== TASK ITEM ==
Output the entries in full and verbatim, pictures omitted.

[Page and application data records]
───

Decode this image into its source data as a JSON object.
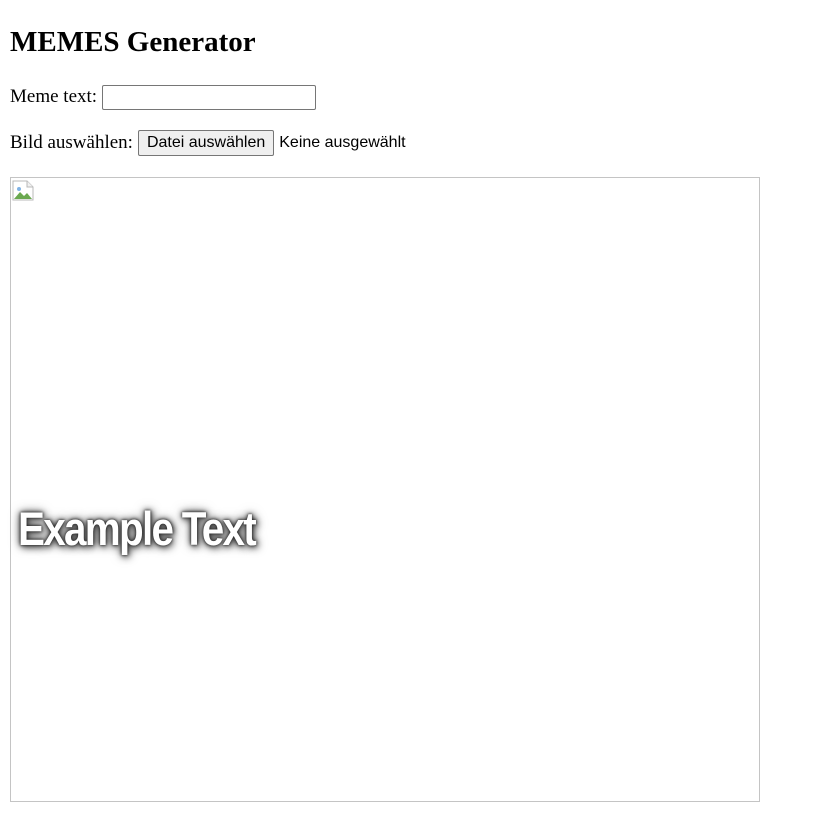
{
  "page": {
    "title": "MEMES Generator"
  },
  "form": {
    "meme_text_label": "Meme text:",
    "meme_text_value": "",
    "image_label": "Bild auswählen:",
    "file_button_label": "Datei auswählen",
    "file_status": "Keine ausgewählt"
  },
  "preview": {
    "caption": "Example Text",
    "image_icon": "broken-image-icon"
  },
  "colors": {
    "caption_text": "#ffffff",
    "frame_border": "#c4c4c4",
    "button_background": "#efefef"
  }
}
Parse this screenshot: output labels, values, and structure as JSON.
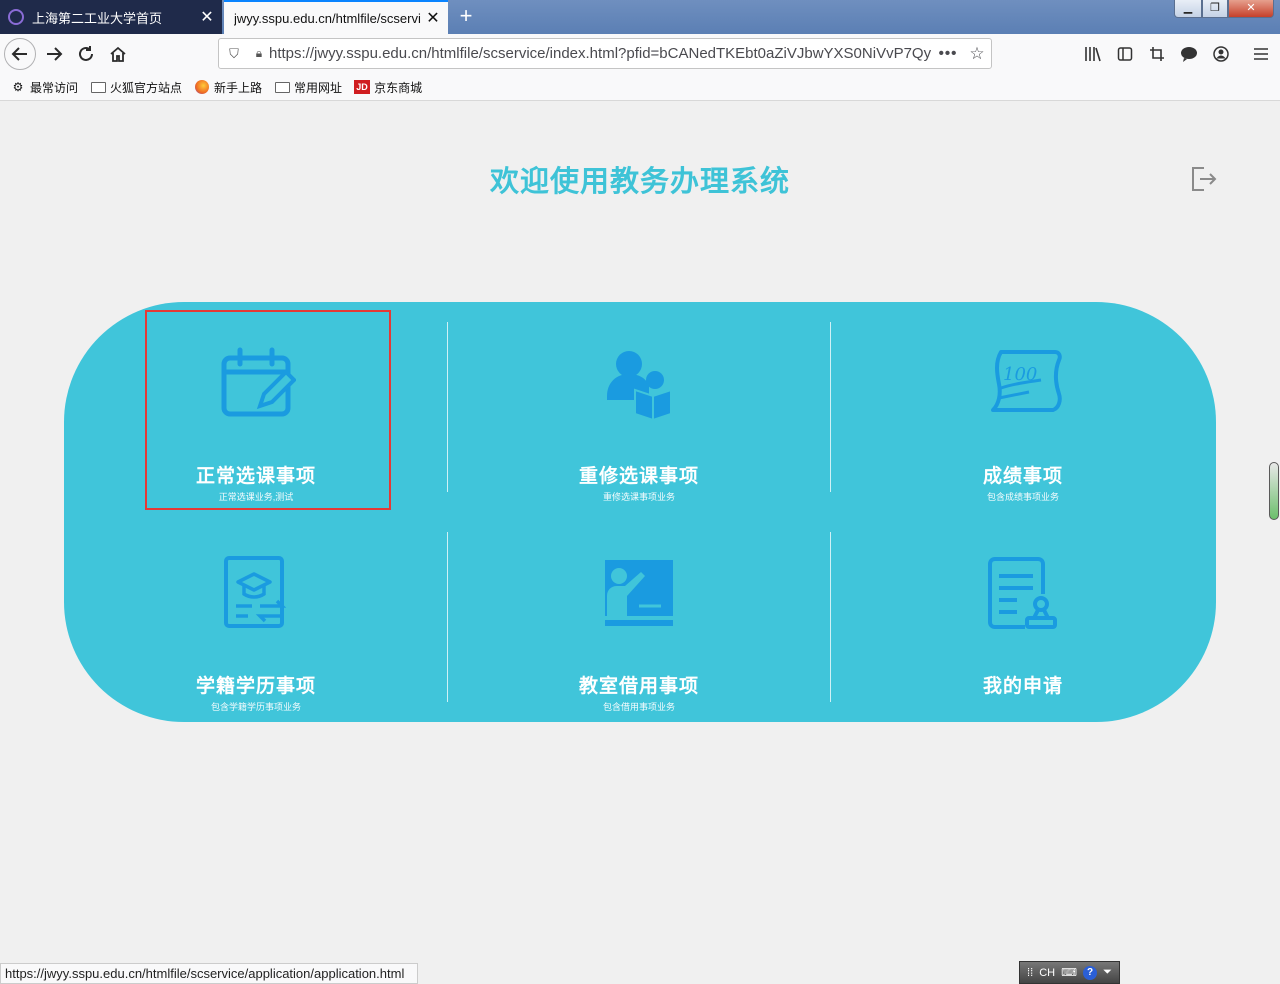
{
  "browser": {
    "tabs": [
      {
        "title": "上海第二工业大学首页",
        "active": false
      },
      {
        "title": "jwyy.sspu.edu.cn/htmlfile/scservi",
        "active": true
      }
    ],
    "new_tab": "+",
    "url": "https://jwyy.sspu.edu.cn/htmlfile/scservice/index.html?pfid=bCANedTKEbt0aZiVJbwYXS0NiVvP7Qy",
    "url_more": "•••",
    "bookmarks": [
      "最常访问",
      "火狐官方站点",
      "新手上路",
      "常用网址",
      "京东商城"
    ],
    "jd_logo": "JD",
    "status_url": "https://jwyy.sspu.edu.cn/htmlfile/scservice/application/application.html",
    "ime_label": "CH",
    "ime_help": "?"
  },
  "page": {
    "title": "欢迎使用教务办理系统",
    "items": [
      {
        "name": "正常选课事项",
        "desc": "正常选课业务,测试",
        "icon": "calendar-edit-icon"
      },
      {
        "name": "重修选课事项",
        "desc": "重修选课事项业务",
        "icon": "student-reading-icon"
      },
      {
        "name": "成绩事项",
        "desc": "包含成绩事项业务",
        "icon": "score-paper-icon"
      },
      {
        "name": "学籍学历事项",
        "desc": "包含学籍学历事项业务",
        "icon": "graduation-certificate-icon"
      },
      {
        "name": "教室借用事项",
        "desc": "包含借用事项业务",
        "icon": "classroom-teacher-icon"
      },
      {
        "name": "我的申请",
        "desc": "",
        "icon": "application-stamp-icon"
      }
    ]
  },
  "colors": {
    "panel": "#40c5da",
    "title": "#3ec3d7",
    "icon": "#1a9be0",
    "highlight": "#e53935"
  }
}
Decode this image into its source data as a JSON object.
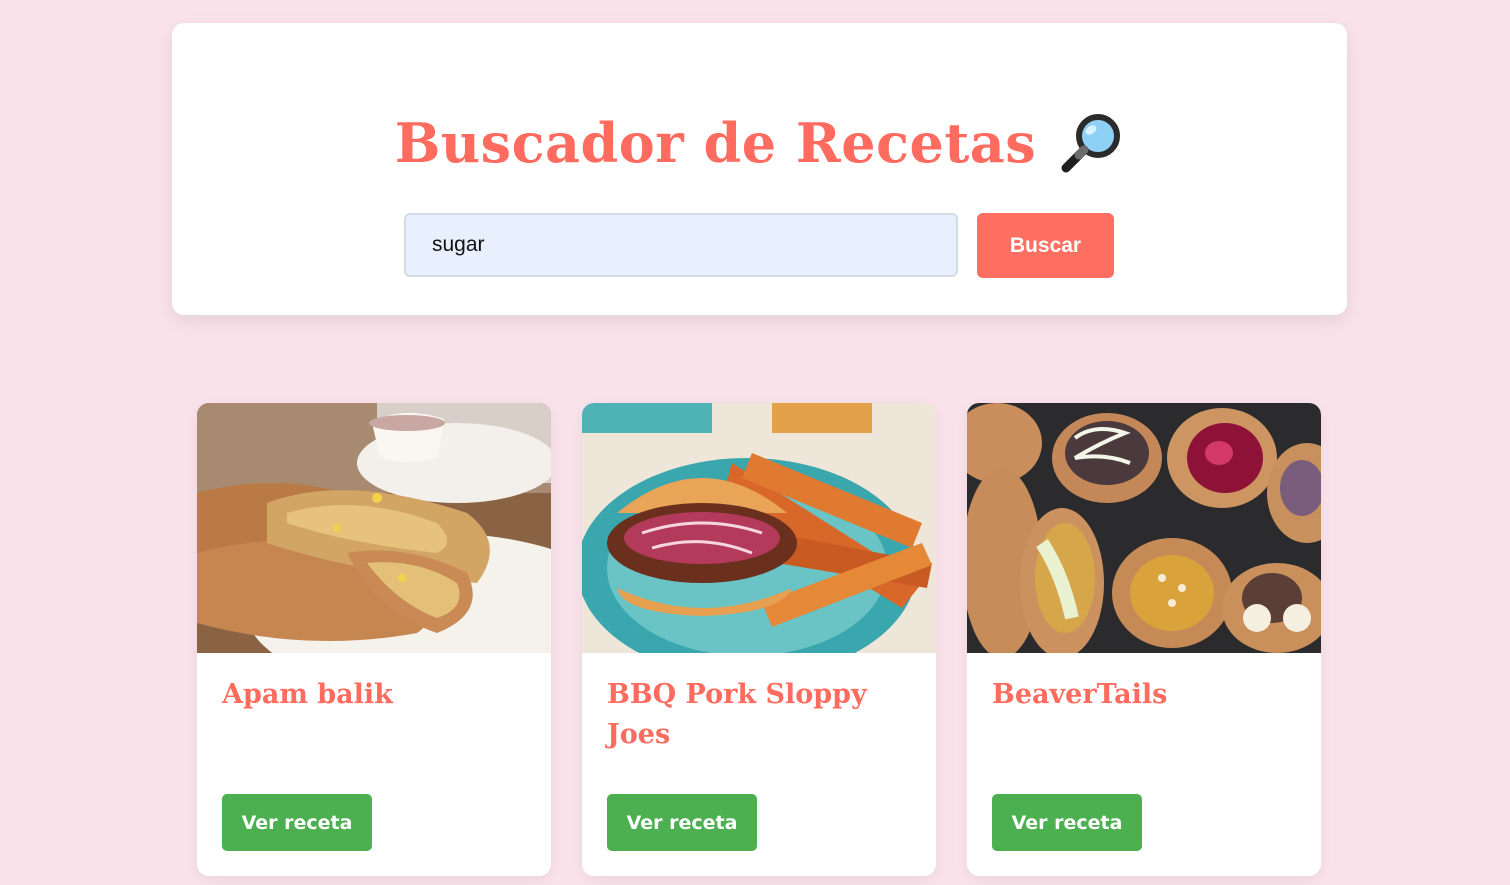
{
  "header": {
    "title": "Buscador de Recetas",
    "title_icon": "magnifying-glass-icon"
  },
  "search": {
    "value": "sugar",
    "placeholder": "",
    "button_label": "Buscar"
  },
  "colors": {
    "background": "#f9e2ea",
    "accent": "#ff6b5e",
    "search_button": "#ff6f61",
    "view_button": "#4caf50",
    "input_bg": "#e8f0fe"
  },
  "recipes": [
    {
      "title": "Apam balik",
      "button_label": "Ver receta",
      "image": "apam-balik-photo"
    },
    {
      "title": "BBQ Pork Sloppy Joes",
      "button_label": "Ver receta",
      "image": "bbq-pork-sloppy-joes-photo"
    },
    {
      "title": "BeaverTails",
      "button_label": "Ver receta",
      "image": "beavertails-photo"
    }
  ]
}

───

== ANSWER ==
Decode this image into its source data as a JSON object.
{
  "page": {
    "title": "MEMES Generator"
  },
  "form": {
    "meme_text_label": "Meme text:",
    "meme_text_value": "",
    "image_label": "Bild auswählen:",
    "file_button_label": "Datei auswählen",
    "file_status": "Keine ausgewählt"
  },
  "preview": {
    "caption": "Example Text",
    "image_icon": "broken-image-icon"
  },
  "colors": {
    "caption_text": "#ffffff",
    "frame_border": "#c4c4c4",
    "button_background": "#efefef"
  }
}
Parse this screenshot: output labels, values, and structure as JSON.
{
  "browser": {
    "tabs": [
      {
        "title": "上海第二工业大学首页",
        "active": false
      },
      {
        "title": "jwyy.sspu.edu.cn/htmlfile/scservi",
        "active": true
      }
    ],
    "new_tab": "+",
    "url": "https://jwyy.sspu.edu.cn/htmlfile/scservice/index.html?pfid=bCANedTKEbt0aZiVJbwYXS0NiVvP7Qy",
    "url_more": "•••",
    "bookmarks": [
      "最常访问",
      "火狐官方站点",
      "新手上路",
      "常用网址",
      "京东商城"
    ],
    "jd_logo": "JD",
    "status_url": "https://jwyy.sspu.edu.cn/htmlfile/scservice/application/application.html",
    "ime_label": "CH",
    "ime_help": "?"
  },
  "page": {
    "title": "欢迎使用教务办理系统",
    "items": [
      {
        "name": "正常选课事项",
        "desc": "正常选课业务,测试",
        "icon": "calendar-edit-icon"
      },
      {
        "name": "重修选课事项",
        "desc": "重修选课事项业务",
        "icon": "student-reading-icon"
      },
      {
        "name": "成绩事项",
        "desc": "包含成绩事项业务",
        "icon": "score-paper-icon"
      },
      {
        "name": "学籍学历事项",
        "desc": "包含学籍学历事项业务",
        "icon": "graduation-certificate-icon"
      },
      {
        "name": "教室借用事项",
        "desc": "包含借用事项业务",
        "icon": "classroom-teacher-icon"
      },
      {
        "name": "我的申请",
        "desc": "",
        "icon": "application-stamp-icon"
      }
    ]
  },
  "colors": {
    "panel": "#40c5da",
    "title": "#3ec3d7",
    "icon": "#1a9be0",
    "highlight": "#e53935"
  }
}
Decode this image into its source data as a JSON object.
{
  "header": {
    "title": "Buscador de Recetas",
    "title_icon": "magnifying-glass-icon"
  },
  "search": {
    "value": "sugar",
    "placeholder": "",
    "button_label": "Buscar"
  },
  "colors": {
    "background": "#f9e2ea",
    "accent": "#ff6b5e",
    "search_button": "#ff6f61",
    "view_button": "#4caf50",
    "input_bg": "#e8f0fe"
  },
  "recipes": [
    {
      "title": "Apam balik",
      "button_label": "Ver receta",
      "image": "apam-balik-photo"
    },
    {
      "title": "BBQ Pork Sloppy Joes",
      "button_label": "Ver receta",
      "image": "bbq-pork-sloppy-joes-photo"
    },
    {
      "title": "BeaverTails",
      "button_label": "Ver receta",
      "image": "beavertails-photo"
    }
  ]
}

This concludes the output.